The Magic Flute runs July 19-26th. Tickets here.


This review copyright The West Australian 2014

Friday, 11 July 2014

Winter Soirees

You are invited to a Musical Soiree!
Enjoy a decadent dessert while I share the survival stories and music behind my book Women of Note.


I am about to embark on a series of winter Soirees held in private homes around Perth. I can't think of a better way to be spending a winter evening (it is particularly wet and wild in Perth at the moment). Sipping mulled wine with friends (old and new), listening to Becky Llewellyn's serene Berceuse, arguing about the beauty in Cat Hope's ear-bending bass guitar distortions and sharing the tragic but inspiring story of Margaret Sutherland; this is life in all its richness!



One of the best parts of being the author of Women of Note is observing people's reactions when they hear the survival stories of the women composers and listen to some of the music. Invariably there is a deep connection to the topic. I've given many library, school and author talks but the Soiree is the best setting, I believe, for people to connect with what my book is all about. In many ways it is even better than reading Women of Note because I can play you some of the music. (Unfortunately the CD to accompany the book didn't eventuate).

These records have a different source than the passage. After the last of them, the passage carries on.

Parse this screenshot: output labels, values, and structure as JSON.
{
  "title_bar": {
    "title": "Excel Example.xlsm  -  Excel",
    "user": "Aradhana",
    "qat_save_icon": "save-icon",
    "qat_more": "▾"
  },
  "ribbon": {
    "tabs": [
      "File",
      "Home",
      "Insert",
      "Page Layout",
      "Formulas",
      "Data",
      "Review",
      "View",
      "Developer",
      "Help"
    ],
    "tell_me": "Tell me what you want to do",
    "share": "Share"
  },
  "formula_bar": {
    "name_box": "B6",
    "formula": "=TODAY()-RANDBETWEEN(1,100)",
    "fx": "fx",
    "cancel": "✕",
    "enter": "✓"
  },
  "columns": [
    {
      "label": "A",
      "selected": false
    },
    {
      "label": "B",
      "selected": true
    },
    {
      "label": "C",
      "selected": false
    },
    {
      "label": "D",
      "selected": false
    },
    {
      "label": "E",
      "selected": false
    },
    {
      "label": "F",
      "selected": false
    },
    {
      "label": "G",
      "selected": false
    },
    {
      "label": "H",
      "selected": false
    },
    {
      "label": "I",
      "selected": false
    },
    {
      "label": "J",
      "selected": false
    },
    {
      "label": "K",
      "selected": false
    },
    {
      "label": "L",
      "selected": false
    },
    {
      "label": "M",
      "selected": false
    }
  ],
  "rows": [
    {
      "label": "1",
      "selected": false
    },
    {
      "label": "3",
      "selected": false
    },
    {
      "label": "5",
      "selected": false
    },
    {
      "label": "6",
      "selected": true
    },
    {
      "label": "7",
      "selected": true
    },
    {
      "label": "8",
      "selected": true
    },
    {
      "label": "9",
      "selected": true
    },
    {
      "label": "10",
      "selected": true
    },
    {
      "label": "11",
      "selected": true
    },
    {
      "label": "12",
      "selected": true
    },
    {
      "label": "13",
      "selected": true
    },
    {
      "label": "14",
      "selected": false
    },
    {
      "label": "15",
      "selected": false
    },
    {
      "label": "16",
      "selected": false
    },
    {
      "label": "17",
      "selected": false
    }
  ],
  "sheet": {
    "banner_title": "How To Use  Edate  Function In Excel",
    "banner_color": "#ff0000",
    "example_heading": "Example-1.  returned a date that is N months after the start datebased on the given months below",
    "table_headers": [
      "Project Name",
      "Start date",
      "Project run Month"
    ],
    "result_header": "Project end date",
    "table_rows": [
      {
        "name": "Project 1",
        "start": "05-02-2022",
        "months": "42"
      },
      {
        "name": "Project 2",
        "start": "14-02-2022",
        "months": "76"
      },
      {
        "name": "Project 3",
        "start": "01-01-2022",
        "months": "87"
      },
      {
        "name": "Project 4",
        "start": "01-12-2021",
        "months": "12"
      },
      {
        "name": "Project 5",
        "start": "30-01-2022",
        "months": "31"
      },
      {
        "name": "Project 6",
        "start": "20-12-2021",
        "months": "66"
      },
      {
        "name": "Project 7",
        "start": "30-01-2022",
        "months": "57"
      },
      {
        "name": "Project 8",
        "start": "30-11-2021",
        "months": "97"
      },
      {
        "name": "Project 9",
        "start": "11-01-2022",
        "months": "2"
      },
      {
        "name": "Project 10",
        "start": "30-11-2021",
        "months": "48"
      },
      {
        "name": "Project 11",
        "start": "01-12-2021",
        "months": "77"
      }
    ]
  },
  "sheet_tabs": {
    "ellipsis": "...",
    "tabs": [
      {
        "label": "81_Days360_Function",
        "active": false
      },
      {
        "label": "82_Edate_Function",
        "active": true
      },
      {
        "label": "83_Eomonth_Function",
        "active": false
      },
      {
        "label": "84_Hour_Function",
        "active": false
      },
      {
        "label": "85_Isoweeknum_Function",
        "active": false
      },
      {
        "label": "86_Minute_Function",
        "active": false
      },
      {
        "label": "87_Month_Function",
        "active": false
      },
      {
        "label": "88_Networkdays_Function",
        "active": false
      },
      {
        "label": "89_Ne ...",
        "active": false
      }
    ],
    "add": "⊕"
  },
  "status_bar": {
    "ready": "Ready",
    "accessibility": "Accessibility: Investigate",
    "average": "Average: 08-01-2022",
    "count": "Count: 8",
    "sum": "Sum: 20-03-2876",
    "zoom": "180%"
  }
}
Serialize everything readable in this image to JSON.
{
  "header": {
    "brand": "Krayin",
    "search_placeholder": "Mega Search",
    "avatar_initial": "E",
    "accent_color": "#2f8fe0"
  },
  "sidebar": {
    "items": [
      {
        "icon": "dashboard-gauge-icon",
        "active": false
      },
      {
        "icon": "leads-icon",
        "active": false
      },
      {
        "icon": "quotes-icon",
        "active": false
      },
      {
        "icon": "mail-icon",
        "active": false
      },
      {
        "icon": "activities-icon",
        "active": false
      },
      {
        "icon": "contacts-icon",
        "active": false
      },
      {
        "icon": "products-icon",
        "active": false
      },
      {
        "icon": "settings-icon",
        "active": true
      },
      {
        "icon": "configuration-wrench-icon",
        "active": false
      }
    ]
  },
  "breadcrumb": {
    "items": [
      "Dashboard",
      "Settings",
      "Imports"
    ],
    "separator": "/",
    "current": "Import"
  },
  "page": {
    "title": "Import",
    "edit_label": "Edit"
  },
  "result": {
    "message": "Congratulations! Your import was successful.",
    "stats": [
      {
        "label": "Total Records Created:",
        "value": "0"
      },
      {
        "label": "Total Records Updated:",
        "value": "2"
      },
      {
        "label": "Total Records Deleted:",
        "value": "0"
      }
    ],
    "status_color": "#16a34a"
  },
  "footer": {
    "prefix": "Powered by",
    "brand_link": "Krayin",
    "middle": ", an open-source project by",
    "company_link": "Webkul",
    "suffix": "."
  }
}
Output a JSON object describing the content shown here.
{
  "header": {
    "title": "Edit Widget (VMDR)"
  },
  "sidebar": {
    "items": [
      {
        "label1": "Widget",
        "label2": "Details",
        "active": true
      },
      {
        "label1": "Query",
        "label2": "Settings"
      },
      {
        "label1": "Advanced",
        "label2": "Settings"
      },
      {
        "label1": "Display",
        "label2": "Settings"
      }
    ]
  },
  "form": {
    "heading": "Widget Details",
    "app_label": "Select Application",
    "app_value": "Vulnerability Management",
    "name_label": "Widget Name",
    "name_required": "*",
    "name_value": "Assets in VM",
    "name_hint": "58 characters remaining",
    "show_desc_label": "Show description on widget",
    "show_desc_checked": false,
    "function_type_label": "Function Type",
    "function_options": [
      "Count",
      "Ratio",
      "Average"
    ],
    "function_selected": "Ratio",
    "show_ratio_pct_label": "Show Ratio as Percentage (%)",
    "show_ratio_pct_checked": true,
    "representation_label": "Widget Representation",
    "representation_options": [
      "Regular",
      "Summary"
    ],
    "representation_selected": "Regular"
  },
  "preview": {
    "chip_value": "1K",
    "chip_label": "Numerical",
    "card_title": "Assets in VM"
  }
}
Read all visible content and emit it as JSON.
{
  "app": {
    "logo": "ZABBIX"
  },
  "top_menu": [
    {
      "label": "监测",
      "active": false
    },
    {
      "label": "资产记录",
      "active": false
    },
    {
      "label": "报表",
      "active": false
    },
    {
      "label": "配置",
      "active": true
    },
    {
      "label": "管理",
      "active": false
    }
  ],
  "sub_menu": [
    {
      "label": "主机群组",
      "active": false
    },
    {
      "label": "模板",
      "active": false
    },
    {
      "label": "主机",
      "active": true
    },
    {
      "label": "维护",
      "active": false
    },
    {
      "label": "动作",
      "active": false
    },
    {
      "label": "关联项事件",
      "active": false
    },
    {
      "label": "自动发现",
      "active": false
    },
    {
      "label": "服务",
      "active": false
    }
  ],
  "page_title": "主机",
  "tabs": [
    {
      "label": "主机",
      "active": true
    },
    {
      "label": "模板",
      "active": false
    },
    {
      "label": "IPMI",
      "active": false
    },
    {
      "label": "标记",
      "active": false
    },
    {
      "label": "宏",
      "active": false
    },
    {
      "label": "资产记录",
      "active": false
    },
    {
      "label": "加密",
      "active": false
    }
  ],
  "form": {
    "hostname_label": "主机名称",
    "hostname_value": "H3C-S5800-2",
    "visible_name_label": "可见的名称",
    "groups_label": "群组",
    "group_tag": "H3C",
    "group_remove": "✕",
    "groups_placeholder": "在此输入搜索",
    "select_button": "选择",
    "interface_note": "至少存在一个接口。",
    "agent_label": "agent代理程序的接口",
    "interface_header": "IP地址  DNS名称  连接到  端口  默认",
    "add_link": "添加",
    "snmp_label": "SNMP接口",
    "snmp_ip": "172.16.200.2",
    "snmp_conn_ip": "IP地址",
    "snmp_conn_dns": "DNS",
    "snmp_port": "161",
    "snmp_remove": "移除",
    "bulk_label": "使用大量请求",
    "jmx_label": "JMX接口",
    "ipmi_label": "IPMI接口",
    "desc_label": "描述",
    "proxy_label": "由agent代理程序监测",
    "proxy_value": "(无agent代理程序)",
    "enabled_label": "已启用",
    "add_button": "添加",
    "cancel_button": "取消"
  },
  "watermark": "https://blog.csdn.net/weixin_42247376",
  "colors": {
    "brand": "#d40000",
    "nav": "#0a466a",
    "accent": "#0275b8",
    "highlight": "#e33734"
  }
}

The Soiree guest list is exclusively invite only so do let me know if you are interested in attending so I can add you to the list. Or if you would like to host a Soiree that is also an option.


Monday, 7 July 2014

Women of Note reviewed in MSA journal

Jenny Game-Lopata has given Women of Note a frank and very affirming review in the Musicological Society of Australia (MSA) Journal, one of Australia's most rigorous and intellectual journals.


What I liked best was her focus on the composers and their resilience. Game-Lopata picked up the underlying theme of endurance which unites the women, despite the huge diversity of their music and their life experiences.

“...the strength in this book lies in the resilience demonstrated by these women and their ability to overcome obstacles to continue to composing music. It almost inspires the development of a ‘great woman’ theory.
...Women of Note reveals some fascinating details and experiences of the women it surveys. The musical lives and survival stories of all the women featured in women of Note are inspiring. One can almost believe anything is possible. At the very least women of all ages can find in it a variety of survival tips for women composers: remain a kid inside, try the fool-proof-mother’s method, adopt a missionary zeal, find religion or just a room of one’s own.”


Jenny Game-Lopata in MSA Journal July 2013

I can't quote the entire review for copyright purposes. The journal can be purchased here. Game-Lopata describes Women of Note as '...an excellent starting point for anyone interested in exploring the music of Australian women composers.'

Her review gives me renewed enthusiasm for the book and especially the amazing women it profiles. This is good timing because I am about to embark on a series of winter "Soirees" where I will be sharing the stories and music from Women of Note over wine and dessert. These rather decadent Soirees are being held in private homes around Perth. Let me know if you are interested in attending or hosting a Soiree of your own.